Sunday, September 14, 2014

From the archives.... Yianna and Helios in Russia


Privet!

Back in the winter (?) of last year,  our traveling friends, Yianna and Helios sent us a message from the snowy streets, Russia.  The message was sent at the most perfect time, because the Olympics had just started.  Russia has an incredibly rich history of art, dance, theatre and music, coupled with cultural traditions.  From historical monuments and buildings, to the artists that influenced Russian history, my students, inquisitively, followed Yianna and Helios through art, history and just a little mystery.

Thinking back, as a warm up we looked at the amazing artistry of the hand painted eggs through the experience of children's author Patricia Polacco and her story of Rechenka's Eggs.  Amazingly enough, I found the story on Vimeo through Reading Rainbow!  

Love it.

Although in art class, this portion of the art unit as delivered and executed a bit differently, I created a quick resource for my classroom teachers: Russian Eggs.  This allowed not only my students to learn and connect but all students (hopefully).  
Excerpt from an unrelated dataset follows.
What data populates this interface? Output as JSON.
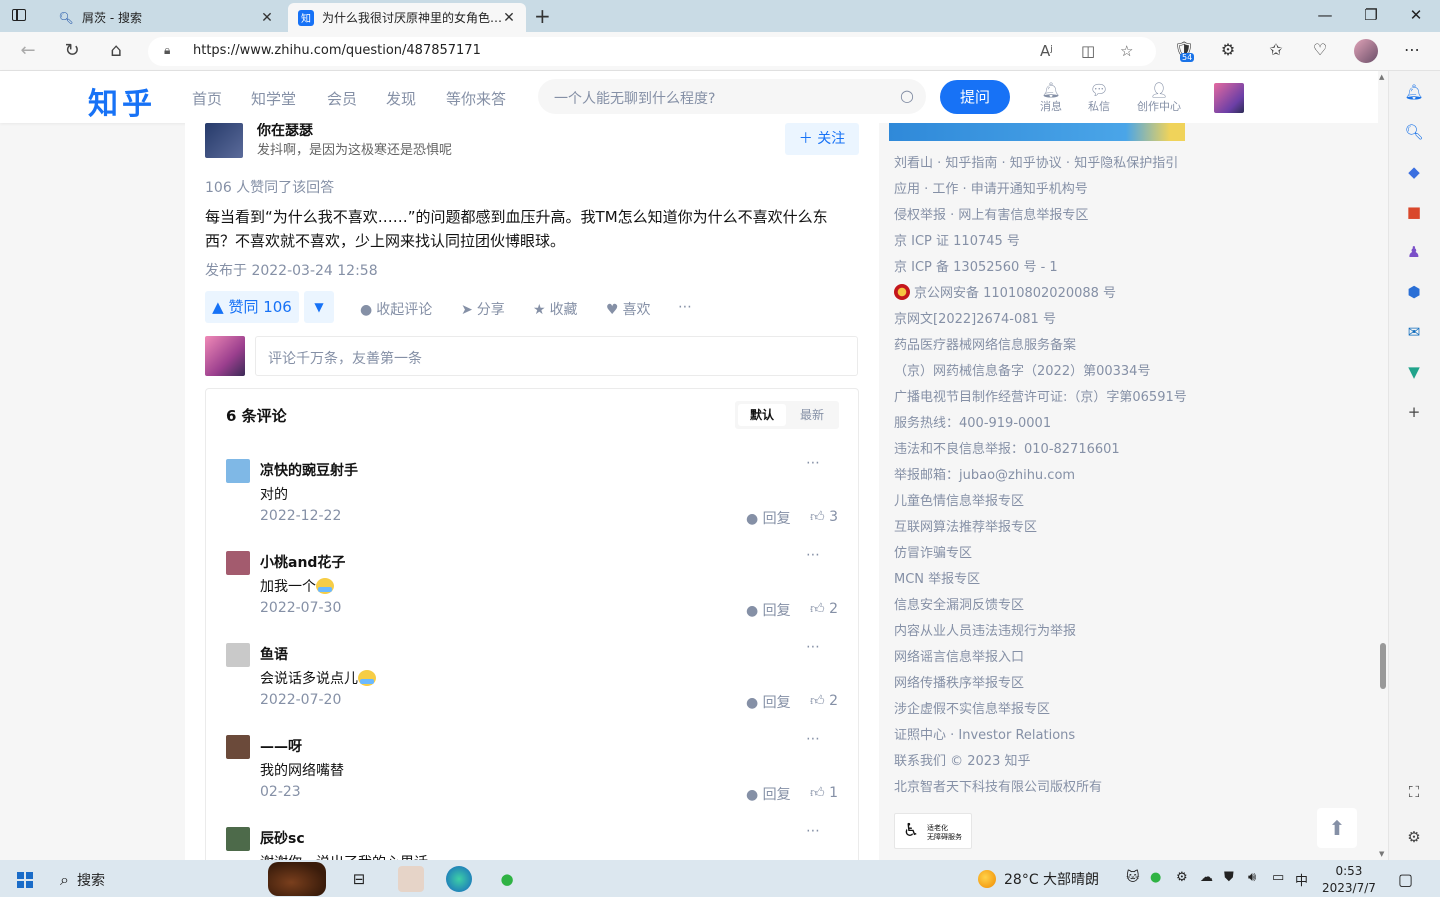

Our exploration of art, artist and art-making lead to Wassily Kandinsky and his abstract expressionist paintings, created from lines, shapes and colors.  Considering, Kandinsky is a very popular artists among elementary art teachers (and in general), there are a lot of resources out there (see below).  For my students' purposes, I wanted my students to independently choose the Kandinsky style that worked best for them.  
We started by comparing two of his paintings, observing, describing and discussing the differences and similarities. 














Before starting our art works, we watched a truly vintage recording from 1926, in which Kandinsky is seen using a brush and ink to sketch an idea or start a drawing.

Well, that sparked our beginning process as we created our own, very unique drawings.








By looking at the photographs, you can probably tell that we used all sorts of materials that suited our needs.  Students made choices, they initiated their explorations and they took ownership of their work.
In the end, from just little "Kandinsky" drawings, they really made self-portraits.  Each students personality and character just came screaming out!

RESOURCES:
http://thebirdfeednyc.com/2012/10/11/kandinsky-coloring-activity-for-kids/

 http://makingartfun.com/htm/f-maf-art-library/wassily-kandinski-biography.htm

https://www.youtube.com/watch?v=Td_1z-ZvJjE/

See you back in the 
SMocKroom!

xoxo, SMocK you.